One big new feature is an addition to the skill tree that wasn’t available in the original game, the relic. I feel like all of the options that are made available work well with the character build that you’re going for. In my case, it made my mantis blades a force to be reckoned with. I think overall that whatever you choose as your go-to mechanic, you will eventually feel like a chromed out badass. There are only a few different upgrades, but they all felt relatively powerful. You unlock more Relics by going around Dogtown and finding Militech Data Terminals to get Relic points. Unlike Perk points, you don’t get Relic points from leveling up. This means, you have to look through different sections of Dogtown to find them.

Navigating your way through Dogtown is actually fun though. It feels like one of the districts in the game that is thought out well and very vertical to go with that. At times it felt like I was playing mirror’s edge with how much scaling I was doing to check the district out. And there is a lot more to it. It feels like CDPR really packed a lot of interesting things in a much smaller canvas. It’s only a section of the main city, but there were so many interesting characters and so many differences between the vendors that everything just seemed to stand out a lot more. This also made this expansion feel more like a standalone experience.
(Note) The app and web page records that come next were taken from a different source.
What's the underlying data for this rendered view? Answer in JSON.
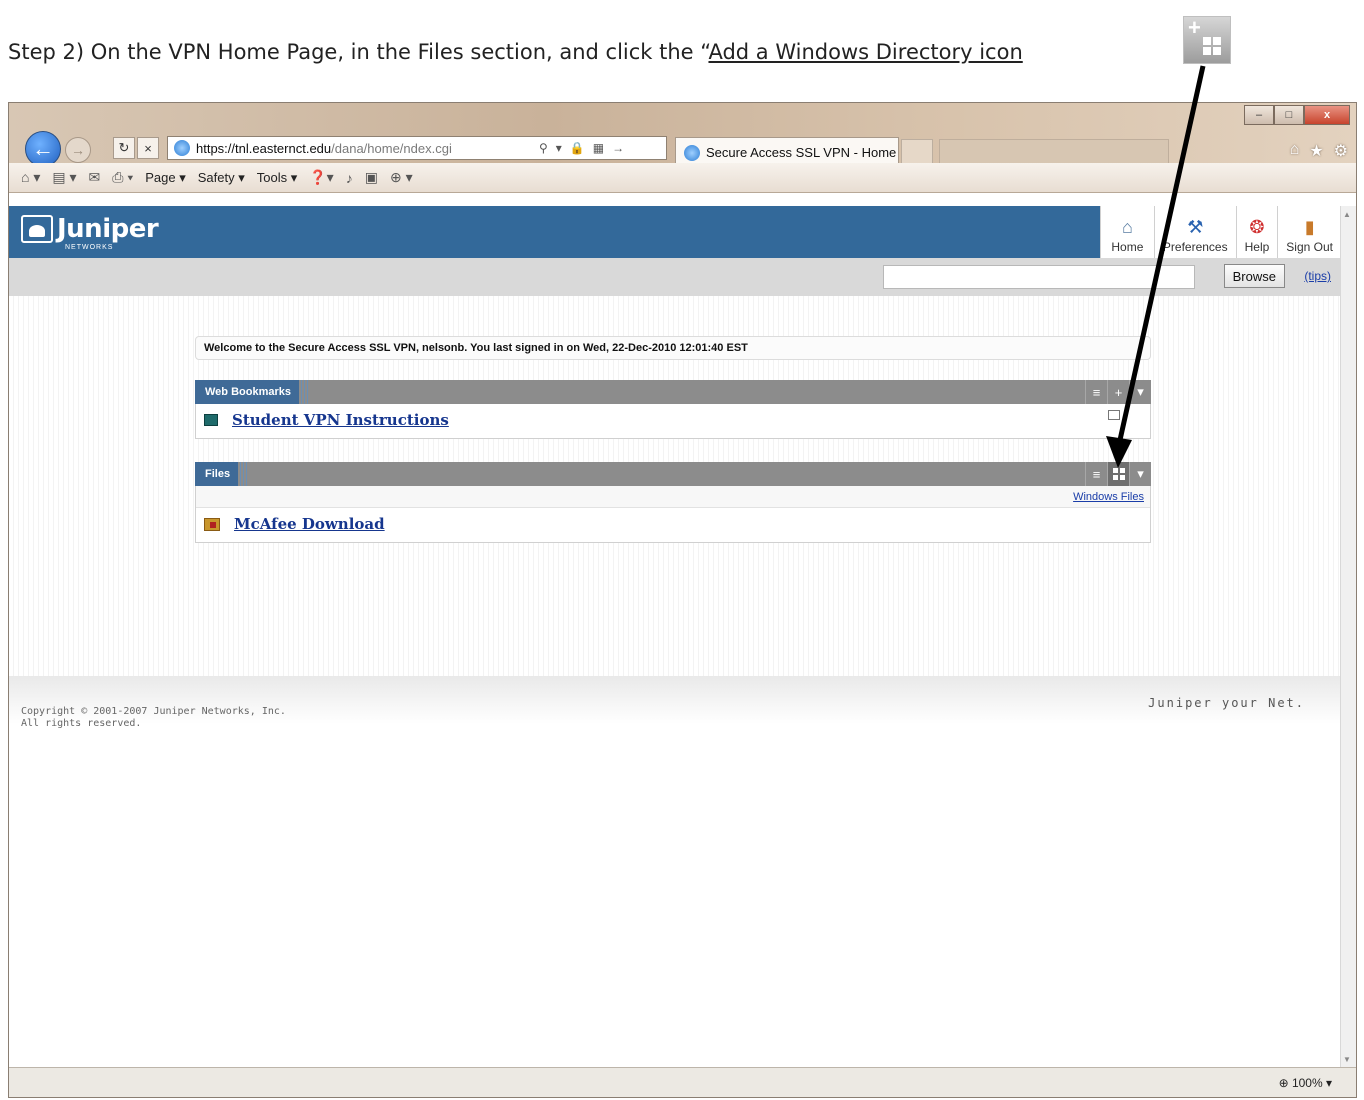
{
  "instruction": {
    "prefix": "Step 2) On the VPN Home Page, in the Files section, and click the “",
    "link": "Add a Windows Directory icon"
  },
  "browser": {
    "url_host": "https://tnl.easternct.edu",
    "url_path": "/dana/home/ndex.cgi",
    "tab_title": "Secure Access SSL VPN - Home",
    "command_bar": [
      "Page ▾",
      "Safety ▾",
      "Tools ▾"
    ],
    "zoom": "⊕ 100%   ▾"
  },
  "juniper": {
    "brand": "Juniper",
    "brand_sub": "NETWORKS",
    "nav": {
      "home": "Home",
      "preferences": "Preferences",
      "help": "Help",
      "signout": "Sign Out"
    },
    "browse": "Browse",
    "tips": "(tips)",
    "welcome": "Welcome to the Secure Access SSL VPN, nelsonb.  You last signed in on  Wed, 22-Dec-2010 12:01:40 EST",
    "bookmarks": {
      "title": "Web Bookmarks",
      "items": [
        "Student VPN Instructions"
      ]
    },
    "files": {
      "title": "Files",
      "sublink": "Windows Files",
      "items": [
        "McAfee Download"
      ]
    },
    "copyright": [
      "Copyright © 2001-2007 Juniper Networks, Inc.",
      "All rights reserved."
    ],
    "tagline": "Juniper your Net."
  },
  "colors": {
    "header": "#33699a",
    "panel_label": "#3f6a97",
    "link": "#16368e"
  }
}
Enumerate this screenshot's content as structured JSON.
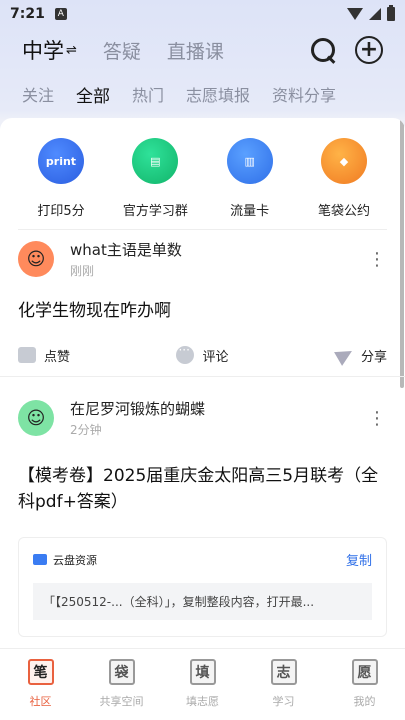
{
  "status_bar": {
    "time": "7:21",
    "notif": "A"
  },
  "header": {
    "school": "中学",
    "swap_glyph": "⇌",
    "tabs": [
      "答疑",
      "直播课"
    ]
  },
  "subtabs": [
    "关注",
    "全部",
    "热门",
    "志愿填报",
    "资料分享"
  ],
  "quick_actions": [
    {
      "label": "打印5分",
      "icon": "printer-icon",
      "glyph": "print"
    },
    {
      "label": "官方学习群",
      "icon": "chat-group-icon",
      "glyph": ""
    },
    {
      "label": "流量卡",
      "icon": "sim-card-icon",
      "glyph": ""
    },
    {
      "label": "笔袋公约",
      "icon": "pencil-bag-icon",
      "glyph": ""
    }
  ],
  "posts": [
    {
      "user": "what主语是单数",
      "time": "刚刚",
      "text": "化学生物现在咋办啊",
      "actions": {
        "like": "点赞",
        "comment": "评论",
        "share": "分享"
      }
    },
    {
      "user": "在尼罗河锻炼的蝴蝶",
      "time": "2分钟",
      "text": "【模考卷】2025届重庆金太阳高三5月联考（全科pdf+答案）",
      "resource": {
        "title": "云盘资源",
        "copy": "复制",
        "body": "「【250512-...（全科）」，复制整段内容，打开最..."
      }
    }
  ],
  "bottom_nav": [
    {
      "glyph": "笔",
      "label": "社区",
      "active": true
    },
    {
      "glyph": "袋",
      "label": "共享空间",
      "active": false
    },
    {
      "glyph": "填",
      "label": "填志愿",
      "active": false
    },
    {
      "glyph": "志",
      "label": "学习",
      "active": false
    },
    {
      "glyph": "愿",
      "label": "我的",
      "active": false
    }
  ],
  "colors": {
    "accent": "#e9613f",
    "link": "#2f6fe8"
  }
}
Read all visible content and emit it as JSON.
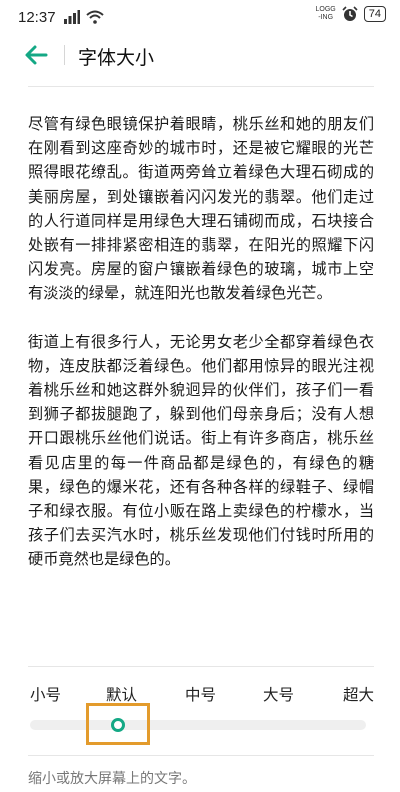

As I mentioned, I restarted the game entirely, and even though I had a reasonable experience on Google Stadia previously, there were definitely a lot of bugs present. Some were merely visual, others were almost gamebreaking, and some of them were just disappointing. This time around, I have to say that I only experienced a few small visual bugs here and there. Definitely a lot less than previously. It still irks me when I see a character behave in a strange manner or if his limbs are positioned oddly, but they have definitely managed to improve the game a lot there. I am actually happy that I restarted the game completely and I loved the experience that Phantom Liberty gave me. I will now continue to finish the rest of the game again and I can only strongly recommend people give it another chance if they still own it and didn’t enjoy their experience last time around. One might say that CDPR should have released the original game in this state. I would have to agree but I am so happy that I gave it another chance.


  • Great new setting within the original world, Dogtown
  • Great story and strong opening
  • Good characters 
  • Fixes to the original game


  • Some minor visual bugs remain

Grade: 9

That was it for our Cyberpunk 2077: Phantom Liberty review. Cyberpunk 2077: Phantom Liberty is available through Boosteroid and GeForce Now. You can follow our Twitter account to stay up to date with the latest changes.